The Urban Stream Syndrome is a global phenomenon increasing homogeneity among urban stream systems and constraining ecological function. While there is increasing policy and public support for urban stream restoration, there remains considerable disagreement whether restoration should be undertaken at the reach- or landscape-scale. We evaluated the relative influence of local-scale riparian characteristics and catchment-scale imperviousness on the macroinvertebrate assemblages of streams in the urban metropolis of Perth, Western Australia. Using a hierarchical multi-taxa model we predicted the outcomes of stylized stream restoration strategies to increase the riparian integrity at the local scale or decrease the imperviousness at the catchment scale. In the urban streams of the Perth, we show that local-scale riparian restoration can influence the structure of macroinvertebrate assemblages to a greater degree than repairing catchment-scale imperviousness under certain conditions. We also observed an interaction between the effect of riparian integrity and imperviousness such that the effect of increased riparian integrity was enhanced at lower levels of catchment imperviousness. This study represents one of the first aimed at informing urban stream restoration in Perth and adds to the growing appreciation for heterogeneity of the Urban Stream Syndrome and its importance for urban stream restoration.
|Publication status||Published - 2016|
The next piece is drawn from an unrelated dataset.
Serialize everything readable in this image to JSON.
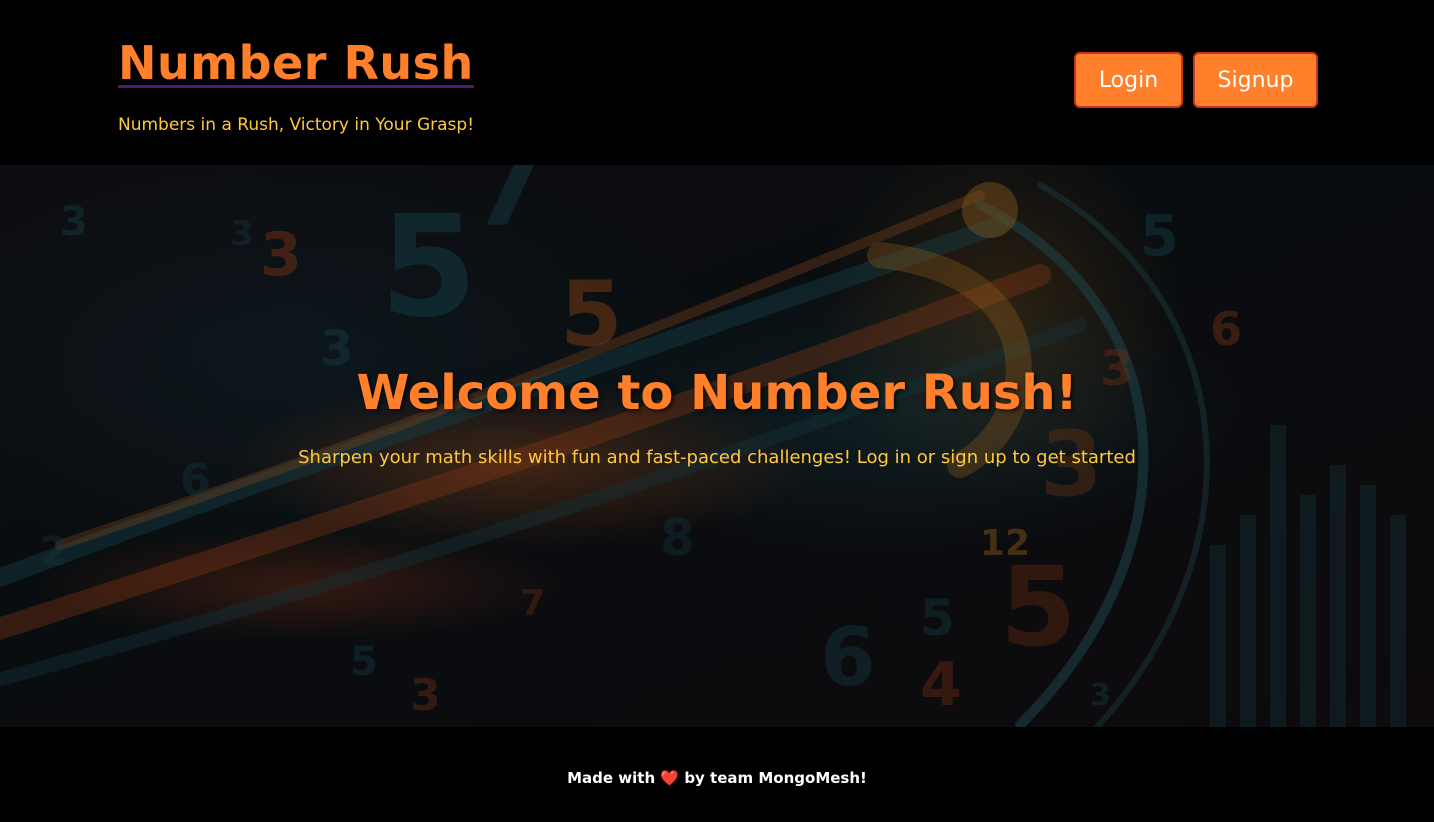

|Event||2016 Ecological Society of Australia - Fremantle, Perth, Australia|
Duration: 27 Nov 2016 → 2 Dec 2016
|Conference||2016 Ecological Society of Australia|
|Period||27/11/16 → 2/12/16|